Say Yes to the Yolk

Author: Cory Hankins


For many years the trend was to only eat the egg whites and toss the yolks.  The reasoning was out of concern for lowering heart disease risk as all the cholesterol and fat are in the yolk.  The assumption was that the cholesterol in the yolk would drive up blood cholesterol levels and thereby raise one’s risk of heart attack, stroke, high blood pressure, etc…  So if one didn’t eat the yolk, cholesterol intake would be lower, and this would translate into lower blood cholesterol levels. It seems logical, but the science didn’t back up the theory.  Turns out there are a lot of important nutrients in the yolk that we need such as vitamin D and leucine. Furthermore, serum cholesterol levels weren’t impacted by yolk consumption. So for that reason alone, enjoy the whole egg and don’t just eat the whites.  

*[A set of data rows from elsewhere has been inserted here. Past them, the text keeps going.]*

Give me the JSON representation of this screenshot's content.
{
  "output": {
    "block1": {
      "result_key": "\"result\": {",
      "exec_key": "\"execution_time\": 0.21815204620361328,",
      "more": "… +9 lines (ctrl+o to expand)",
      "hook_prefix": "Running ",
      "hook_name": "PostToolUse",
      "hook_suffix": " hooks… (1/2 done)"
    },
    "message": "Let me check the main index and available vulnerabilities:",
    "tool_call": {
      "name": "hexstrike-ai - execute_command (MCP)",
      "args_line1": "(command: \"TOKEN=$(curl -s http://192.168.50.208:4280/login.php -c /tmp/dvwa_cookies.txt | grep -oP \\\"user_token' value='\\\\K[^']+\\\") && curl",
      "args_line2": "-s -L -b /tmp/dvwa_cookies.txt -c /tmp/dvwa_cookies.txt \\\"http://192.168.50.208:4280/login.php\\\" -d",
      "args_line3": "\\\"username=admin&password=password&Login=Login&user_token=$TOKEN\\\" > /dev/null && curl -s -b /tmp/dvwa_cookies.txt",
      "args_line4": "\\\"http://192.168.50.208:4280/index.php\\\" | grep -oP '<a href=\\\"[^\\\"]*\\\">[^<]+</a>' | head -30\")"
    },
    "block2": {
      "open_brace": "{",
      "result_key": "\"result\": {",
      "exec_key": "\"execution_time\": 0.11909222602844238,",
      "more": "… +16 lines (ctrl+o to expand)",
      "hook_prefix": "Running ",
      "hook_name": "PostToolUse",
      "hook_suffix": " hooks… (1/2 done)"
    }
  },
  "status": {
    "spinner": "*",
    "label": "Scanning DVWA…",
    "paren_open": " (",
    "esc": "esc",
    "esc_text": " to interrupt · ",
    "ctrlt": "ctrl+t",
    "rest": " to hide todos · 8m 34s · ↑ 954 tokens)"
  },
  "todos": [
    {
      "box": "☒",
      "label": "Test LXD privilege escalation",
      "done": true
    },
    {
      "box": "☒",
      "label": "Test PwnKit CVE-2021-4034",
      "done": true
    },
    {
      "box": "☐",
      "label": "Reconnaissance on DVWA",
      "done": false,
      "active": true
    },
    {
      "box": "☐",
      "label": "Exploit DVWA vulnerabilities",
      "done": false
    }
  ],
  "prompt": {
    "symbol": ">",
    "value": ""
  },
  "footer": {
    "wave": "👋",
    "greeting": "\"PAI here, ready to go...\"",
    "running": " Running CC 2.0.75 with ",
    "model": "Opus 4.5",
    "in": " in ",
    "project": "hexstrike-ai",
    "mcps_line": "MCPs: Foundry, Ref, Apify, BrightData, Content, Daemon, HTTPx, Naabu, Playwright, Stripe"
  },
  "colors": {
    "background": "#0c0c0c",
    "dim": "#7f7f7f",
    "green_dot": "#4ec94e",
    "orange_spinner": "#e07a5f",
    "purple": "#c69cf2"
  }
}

Now there is a newer dietary angle on eggs looking at differences in muscle health and growth when eating a whole egg versus just the whites. This is interesting because the protein portion of the egg is found in the whites and the assumption could be made that as long as the whites are eaten in adequate amounts to meet needs, muscle growth would not be impacted.  The Egg Nutrition Center reports, "Researchers took resistance-trained men and gave them either whole eggs or egg whites, each containing 18 grams of protein after exercise. Both the whole eggs and egg whites turned on the synthesis of new proteins in muscle. However, whole eggs increased muscle protein synthesis to a greater extent than egg whites. In this study, the authors noted that differences between whole eggs and egg whites cannot be explained by leucine content, the appearance of leucine within the bloodstream, or variances in the muscle signaling pathway. Researchers suggest there may be something about the whole egg matrix, which consists of high-quality protein, fat, vitamins and minerals, that may support a greater response in muscle compared to the response seen with egg whites.”

So from a heart health standpoint and a muscle growth standpoint, embrace and enjoy the whole egg.  Your only choice now should be, scrambled, boiled, or poached!



1. van Vliet S, et al. Consumption of whole eggs promotes greater stimulation of postexercise muscle protein synthesis than consumption of isonitrogenous amounts of egg whites in young men. Am J Clin Nutr. 2017;106(6):1401-1412.

2. Burd NA, et al. Food-first approach to enhance the regulation of postexercise skeletal muscle protein synthesis and remodeling. Sports Med 2019;49;Supplement 1: 59-68.